Observation Hill rises from the centre for breathtaking views over the park and towards Mt Kilimanjaro, especially in the pink light of dawn. Meaning 'Place of Water' in the Masai language, it has a continuous supply from Kilimanjaro's snowmelt, forming underground springs that feed the marshy patches and swamps home to hippos and a great variety of bird life. Predators are relatively scarce apart from jackal and hyena, but there are large numbers of grazers such as wildebeest, zebra and gazelles on the grassy plains and giraffe among the thorn trees. A popular way to take in the scenery is by way of a noiseless microlight flight, either from Nairobi or the Amboseli airstrip. There is a wide range of accommodation in and around the outskirts of the park for those wanting to extend the experience.
This national park encompasses Africa's second highest mountain, Mount Kenya, an extinct volcano with a series of jagged snow-covered peaks. The local Kikuyu people revere the mountain they call Kirinvaga or 'Place of Light' as the home of their Supreme Being, Ngai, and traditionally Kikuyu homes are built to face the sacred summit. Part of the attraction is the incredible variation in flora and fauna found on the mountain due to the changes in altitude and its position on the equator. The slopes are covered in thick forest, home to a variety of animals including the black leopard. Bamboo, moorland and alpine vegetation give way to rock, ice and one of the world's rarest sights - equatorial snow. The summit is a technical climb, but Point Lenana is a popular trekkers' objective; it is the third highest peak and can be reached by a number of different scenic routes, lasting from three to five days. The Mount Kenya National Park is a paradise for climbers who come to summit the various peaks and test themselves against the mountain. For those not wishing to climb the park offers a pristine wilderness, lakes and glaciers, and is good for game viewing and hiking.
Kenya's most visited park, commonly known as the Mara, is a wildly beautiful place with rolling savannah grasslands. It is an extension of the Serengeti Plains in neighbouring Tanzania. Much of the film Out of Africa was filmed here and it offers wonderful views and an extraordinary concentration of wildlife, including the 'Big Five'. It has the largest population of lion in Kenya, and large herds of grazers also attract many other predators such as cheetah, leopard and hyena.
The annual highlight is the Great Wildebeest Migration, creating one of the world's supreme natural spectacles, when an estimated two million animals form one large herd and leave the dry plains of Tanzania to seek greener pastures in the north, arriving in the Mara from late June onwards and returning again in October.
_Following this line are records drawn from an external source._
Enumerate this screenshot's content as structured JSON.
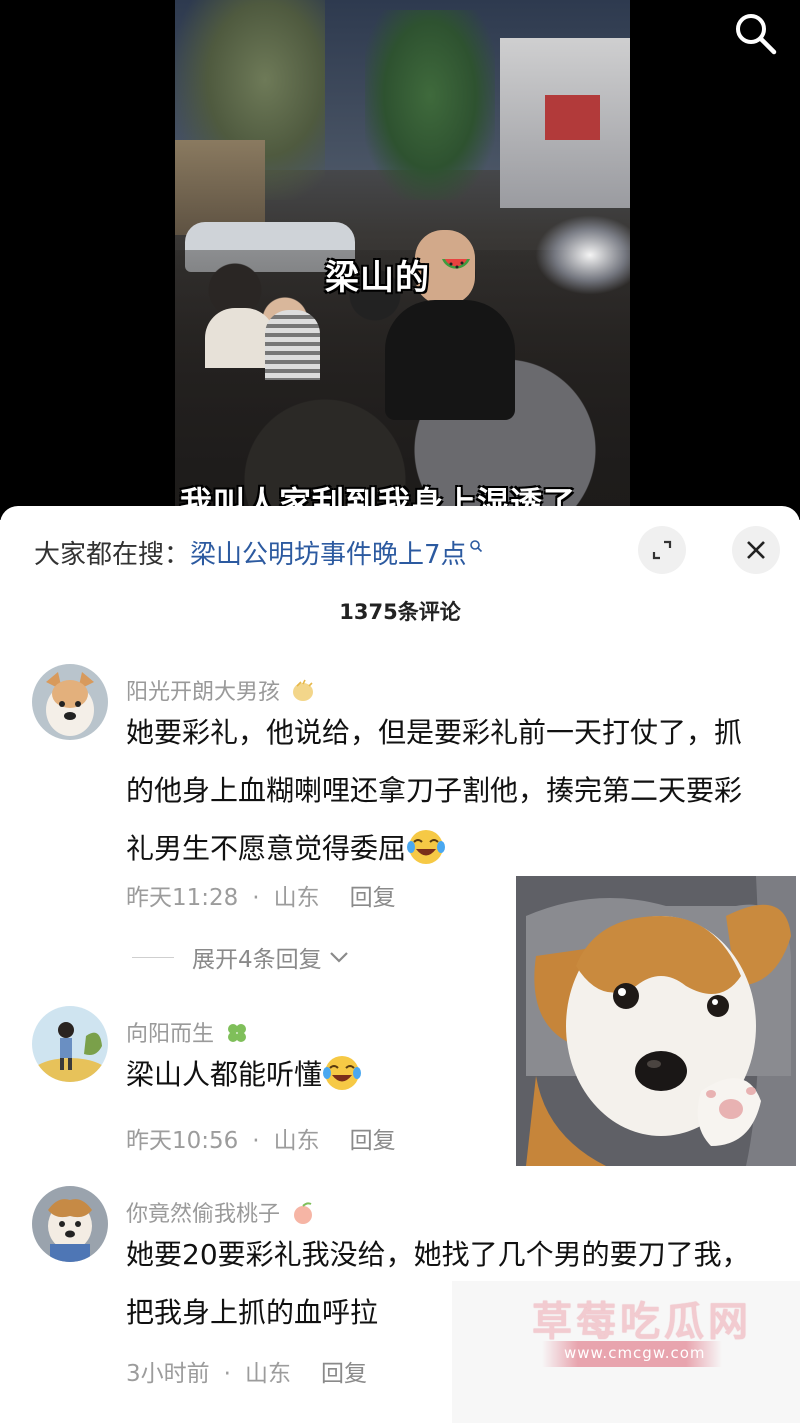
{
  "video": {
    "tag": "梁山的",
    "subtitle": "我叫人家刮到我身上湿透了"
  },
  "search_bar": {
    "hint": "大家都在搜：",
    "query": "梁山公明坊事件晚上7点"
  },
  "comment_count": "1375条评论",
  "comments": [
    {
      "username": "阳光开朗大男孩",
      "text": "她要彩礼，他说给，但是要彩礼前一天打仗了，抓的他身上血糊喇哩还拿刀子割他，揍完第二天要彩礼男生不愿意觉得委屈",
      "time": "昨天11:28",
      "location": "山东",
      "reply": "回复",
      "expand": "展开4条回复"
    },
    {
      "username": "向阳而生",
      "text": "梁山人都能听懂",
      "time": "昨天10:56",
      "location": "山东",
      "reply": "回复"
    },
    {
      "username": "你竟然偷我桃子",
      "text": "她要20要彩礼我没给，她找了几个男的要刀了我，把我身上抓的血呼拉",
      "time": "3小时前",
      "location": "山东",
      "reply": "回复"
    }
  ],
  "watermark": {
    "title": "草莓吃瓜网",
    "url": "www.cmcgw.com"
  },
  "icons": {
    "search": "search-icon",
    "expand": "expand-icon",
    "close": "close-icon",
    "chevron": "chevron-down-icon"
  },
  "colors": {
    "query_link": "#2c5aa0",
    "meta_gray": "#9c9c9c",
    "watermark_pink": "#e8a4ae"
  }
}
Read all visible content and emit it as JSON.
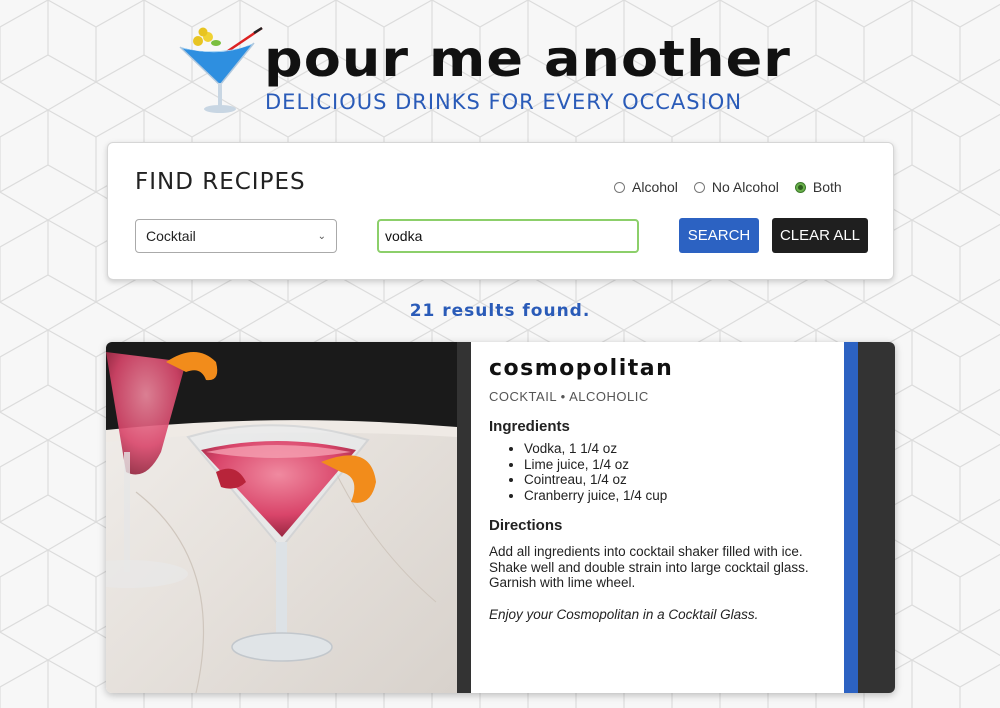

Their entrance into the Mara makes a breathtaking spectacle, as they cross the crocodile infested waters of the Mara River. A once in a lifetime way to experience the magic of an African dawn over such a wilderness is by hot air balloon, drifting silently over the herds below. These can be booked through any safari company and operate daily from several of the lodges in the reserve.
Also within the reserve is a Masai village that holds demonstrations of traditional dances and music as a source of tourist income for the local communities of the Masai Mara National Reserve. Traditionally the lands were used by the Masai for their herds of cattle and the settlement programs set up to compensate for their displacement have only recently been accepted, albeit reluctantly. The proud warriors have become a symbol of tribal Kenya with their beadwork, feathers, spears, decorated gourds and red blankets. Today the Masai communities are allowed to hunt and graze their animals in the reserve, and the occasional flash of red glimpsed between the thorn trees and bush on the fringes of the Mara has become a natural part of the Mara's character.